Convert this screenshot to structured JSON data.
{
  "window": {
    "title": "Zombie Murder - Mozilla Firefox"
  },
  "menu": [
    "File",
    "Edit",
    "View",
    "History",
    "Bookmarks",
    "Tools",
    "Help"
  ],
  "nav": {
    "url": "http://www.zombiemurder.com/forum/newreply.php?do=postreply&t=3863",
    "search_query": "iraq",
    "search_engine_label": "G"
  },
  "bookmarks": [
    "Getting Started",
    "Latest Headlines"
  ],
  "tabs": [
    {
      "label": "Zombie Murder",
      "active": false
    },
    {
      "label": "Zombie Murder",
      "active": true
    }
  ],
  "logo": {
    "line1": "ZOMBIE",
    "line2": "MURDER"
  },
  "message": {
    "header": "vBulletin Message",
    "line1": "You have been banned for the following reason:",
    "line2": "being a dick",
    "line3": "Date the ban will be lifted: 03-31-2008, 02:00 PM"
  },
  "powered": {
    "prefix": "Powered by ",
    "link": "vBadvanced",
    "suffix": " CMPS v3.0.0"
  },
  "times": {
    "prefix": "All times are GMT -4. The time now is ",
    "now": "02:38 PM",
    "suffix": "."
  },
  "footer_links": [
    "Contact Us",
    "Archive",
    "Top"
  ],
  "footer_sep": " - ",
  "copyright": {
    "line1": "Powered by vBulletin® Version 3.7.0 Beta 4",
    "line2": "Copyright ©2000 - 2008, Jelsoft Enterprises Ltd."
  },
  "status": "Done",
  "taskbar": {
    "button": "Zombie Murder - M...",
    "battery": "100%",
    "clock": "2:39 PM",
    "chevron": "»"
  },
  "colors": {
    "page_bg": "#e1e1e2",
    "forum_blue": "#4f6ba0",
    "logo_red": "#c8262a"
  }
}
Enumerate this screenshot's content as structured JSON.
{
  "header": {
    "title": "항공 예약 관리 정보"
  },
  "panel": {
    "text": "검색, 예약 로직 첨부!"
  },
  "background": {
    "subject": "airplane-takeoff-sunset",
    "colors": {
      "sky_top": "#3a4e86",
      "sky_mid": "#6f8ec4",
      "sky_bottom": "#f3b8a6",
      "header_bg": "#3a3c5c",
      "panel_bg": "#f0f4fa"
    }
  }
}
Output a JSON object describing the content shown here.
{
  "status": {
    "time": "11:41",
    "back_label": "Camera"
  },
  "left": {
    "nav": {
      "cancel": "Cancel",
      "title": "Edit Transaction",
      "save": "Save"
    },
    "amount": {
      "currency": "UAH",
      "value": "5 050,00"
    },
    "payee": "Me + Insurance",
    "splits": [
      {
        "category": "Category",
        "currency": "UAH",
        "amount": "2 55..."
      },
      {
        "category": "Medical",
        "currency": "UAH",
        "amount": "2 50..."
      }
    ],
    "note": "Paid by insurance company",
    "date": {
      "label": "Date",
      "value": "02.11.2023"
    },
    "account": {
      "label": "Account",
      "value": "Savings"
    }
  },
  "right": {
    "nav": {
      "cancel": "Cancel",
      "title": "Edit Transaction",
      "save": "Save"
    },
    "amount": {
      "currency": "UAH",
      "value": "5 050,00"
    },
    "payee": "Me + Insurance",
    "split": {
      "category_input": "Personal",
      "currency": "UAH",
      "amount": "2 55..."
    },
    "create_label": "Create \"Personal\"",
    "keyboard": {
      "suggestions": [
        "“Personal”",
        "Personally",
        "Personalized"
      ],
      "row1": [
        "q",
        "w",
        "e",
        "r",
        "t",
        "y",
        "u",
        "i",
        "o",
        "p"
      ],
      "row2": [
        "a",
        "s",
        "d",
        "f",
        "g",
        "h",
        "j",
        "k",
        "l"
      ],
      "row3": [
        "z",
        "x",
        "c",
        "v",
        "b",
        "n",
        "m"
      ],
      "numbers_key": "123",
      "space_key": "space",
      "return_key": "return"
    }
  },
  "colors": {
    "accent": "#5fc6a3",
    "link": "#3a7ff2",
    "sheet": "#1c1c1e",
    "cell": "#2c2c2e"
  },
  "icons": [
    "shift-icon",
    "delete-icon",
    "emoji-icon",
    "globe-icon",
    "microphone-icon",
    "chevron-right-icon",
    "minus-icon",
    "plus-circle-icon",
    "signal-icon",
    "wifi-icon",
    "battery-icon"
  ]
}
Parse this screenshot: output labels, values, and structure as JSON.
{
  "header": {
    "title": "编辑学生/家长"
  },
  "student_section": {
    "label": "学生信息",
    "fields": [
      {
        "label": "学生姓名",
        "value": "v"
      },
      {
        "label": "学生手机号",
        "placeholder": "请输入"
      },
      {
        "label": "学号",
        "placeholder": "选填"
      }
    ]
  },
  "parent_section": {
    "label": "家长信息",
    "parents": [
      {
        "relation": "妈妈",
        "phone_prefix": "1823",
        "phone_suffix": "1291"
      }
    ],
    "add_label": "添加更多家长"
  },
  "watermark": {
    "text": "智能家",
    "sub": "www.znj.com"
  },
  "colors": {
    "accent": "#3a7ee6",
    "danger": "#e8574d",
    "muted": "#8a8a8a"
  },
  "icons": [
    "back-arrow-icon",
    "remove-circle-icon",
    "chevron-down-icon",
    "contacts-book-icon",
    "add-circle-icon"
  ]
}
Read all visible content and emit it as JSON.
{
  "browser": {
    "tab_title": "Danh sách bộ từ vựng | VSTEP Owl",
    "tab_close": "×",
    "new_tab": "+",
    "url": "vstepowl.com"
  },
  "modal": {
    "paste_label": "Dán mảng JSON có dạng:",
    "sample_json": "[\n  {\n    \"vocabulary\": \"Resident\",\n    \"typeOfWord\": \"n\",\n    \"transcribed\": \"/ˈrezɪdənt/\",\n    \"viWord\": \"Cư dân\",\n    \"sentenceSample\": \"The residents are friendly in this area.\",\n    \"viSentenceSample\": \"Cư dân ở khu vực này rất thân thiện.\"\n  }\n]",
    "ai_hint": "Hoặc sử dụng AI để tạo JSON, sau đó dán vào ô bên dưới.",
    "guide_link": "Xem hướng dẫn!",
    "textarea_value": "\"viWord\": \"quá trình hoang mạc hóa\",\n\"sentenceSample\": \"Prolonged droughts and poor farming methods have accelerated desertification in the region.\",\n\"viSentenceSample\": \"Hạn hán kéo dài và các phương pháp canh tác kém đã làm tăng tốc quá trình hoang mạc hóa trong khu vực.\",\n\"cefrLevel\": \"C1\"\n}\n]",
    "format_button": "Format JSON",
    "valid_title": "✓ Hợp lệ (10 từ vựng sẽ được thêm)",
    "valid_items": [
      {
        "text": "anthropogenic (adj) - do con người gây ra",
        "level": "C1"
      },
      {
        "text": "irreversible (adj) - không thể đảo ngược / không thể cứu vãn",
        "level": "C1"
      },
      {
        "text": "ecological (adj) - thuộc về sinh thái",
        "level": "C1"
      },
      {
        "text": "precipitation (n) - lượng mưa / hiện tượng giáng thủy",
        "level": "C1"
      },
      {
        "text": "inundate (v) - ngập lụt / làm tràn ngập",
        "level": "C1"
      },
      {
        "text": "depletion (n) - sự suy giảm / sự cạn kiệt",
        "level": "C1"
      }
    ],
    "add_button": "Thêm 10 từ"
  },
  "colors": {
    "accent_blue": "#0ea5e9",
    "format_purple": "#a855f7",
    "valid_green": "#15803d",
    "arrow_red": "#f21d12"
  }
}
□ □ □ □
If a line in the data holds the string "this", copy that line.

Convert this screenshot to structured JSON data.
Enumerate this screenshot's content as structured JSON.
Parse this screenshot: output labels, values, and structure as JSON.
    "sample_json": "[\n  {\n    \"vocabulary\": \"Resident\",\n    \"typeOfWord\": \"n\",\n    \"transcribed\": \"/ˈrezɪdənt/\",\n    \"viWord\": \"Cư dân\",\n    \"sentenceSample\": \"The residents are friendly in this area.\",\n    \"viSentenceSample\": \"Cư dân ở khu vực này rất thân thiện.\"\n  }\n]",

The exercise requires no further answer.